Sweetheart. Honey pie. Sugar plum. Let me nibble thee.
In Charlottesville we are blessed to have Gearhart’s chocolates: hand-dipped artisanal ganache of fine quality, crafted with Criollo Cacoa from the finest Venezuelan plantations.
It’s what you give your wife for your Anniversary (when you remember it) … and Valentine’s Day (when they’re not sold out) … and Mother’s Day … and her birthday … and, well, whenever you feel you’ve been “inattentive” lately. Roses work, too. But you can’t share them in quite the same way.
Gearhart’s don’t come in heart-shaped boxes, but the intention is the same. They intend to say, “I love you.” And the opiates and amphetamines (endorphins, serotonin and phenylethylamine) that they trigger in your brain, up your blood pressure, eliciting feelings of excitement – a bit like love … or, a bite like love.
But is it love? When a mom prepares a pie for her family, does that not demonstrate devotion? When a teacher cooks cupcakes for her class, does that not bespeak her best intentions? When a bus driver doles out tootsie rolls, is that not a cause for a round of “Here’s to the busdriver, the greatest of all?”

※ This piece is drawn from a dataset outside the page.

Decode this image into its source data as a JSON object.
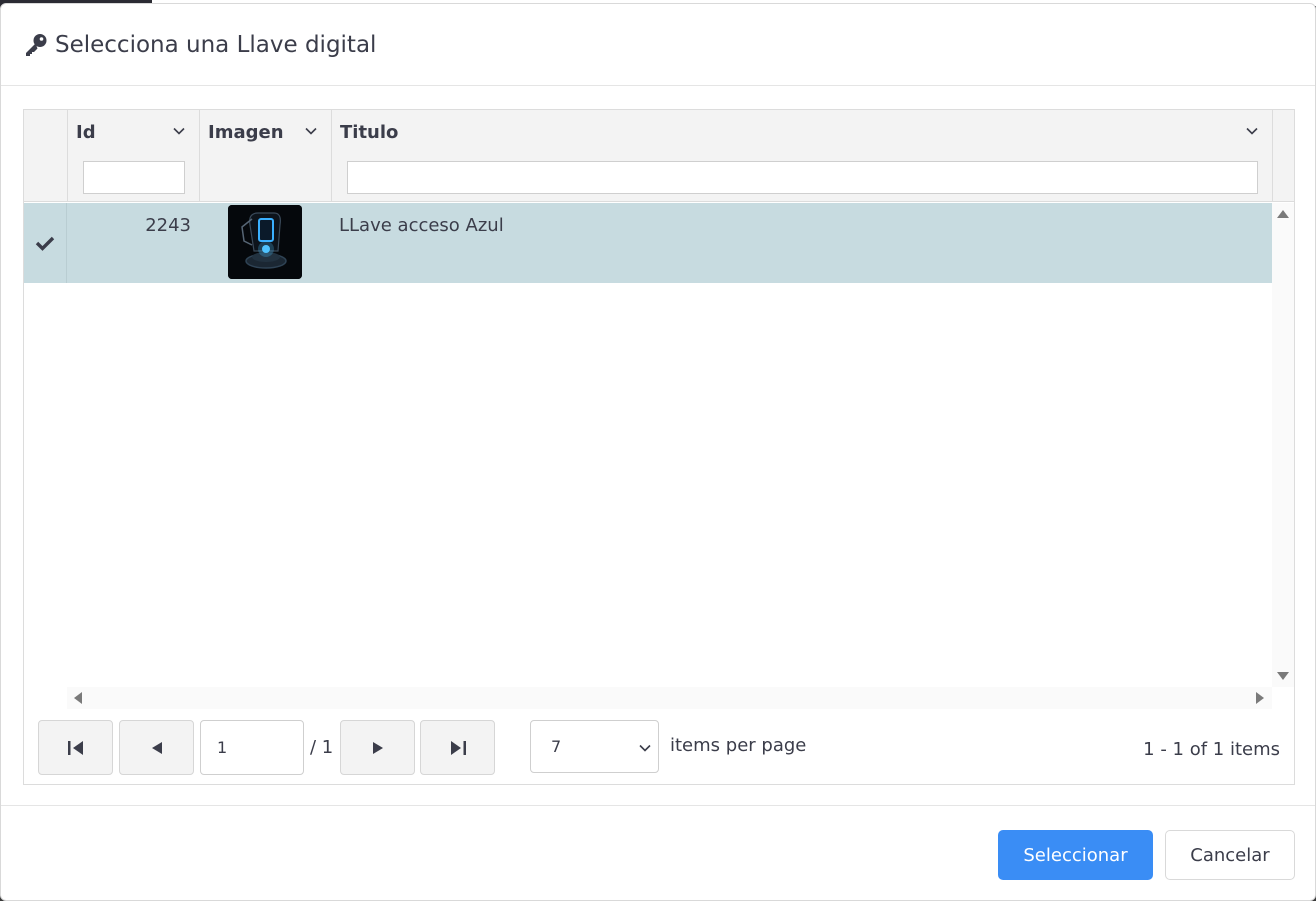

A doctor’s lollipop. A handful of hugs on Halloween. Sugar’s how we show we care. For others and ourselves. When the world seems an unwelcome place, nothing says “I love me” like a pint of Ben & Jerry’s. For the moment, anyway. You might hate yourself in the morning.
What happens when the honeymoon is over? And the sweetness has begun to seem saccharine? And you’ve bought your hundredth box of Gearhart’s – making the gesture, now merely mechanical, lose its meaning?
Is, in fact, sugar more like a Hallmark card? The thing you give when you don’t have the time or energy to write what you mean to say. Or perhaps you simply feel obligated. As a commodity, sugar is cheap and always in stock – unlike authentic emotions, which are in scarce supply.
If you’re short on the sugar, are you lacking in love? Is a house bereft of Oreos, a den of a deprived childhood? When there’s no dessert, does it mean the neighbors, with their ambrosia, treasure their children more? When there’s nothing in the lunchbox but soup and a sandwich, the other kids at the cafeteria table indeed seem more popular (there and at home), munching on their Mallomars.
I’m not being bitter. Or sour. Taste has little to do with true feelings. Sugar simply does not equal love. (And Equal does not equal sugar, or love.) We confuse confections with affections. And fondness for fondant. Dove sounds like love, but you can’t nestle with Nestlé. So, next time, give me a squeeze when I ask you for “some sugar.”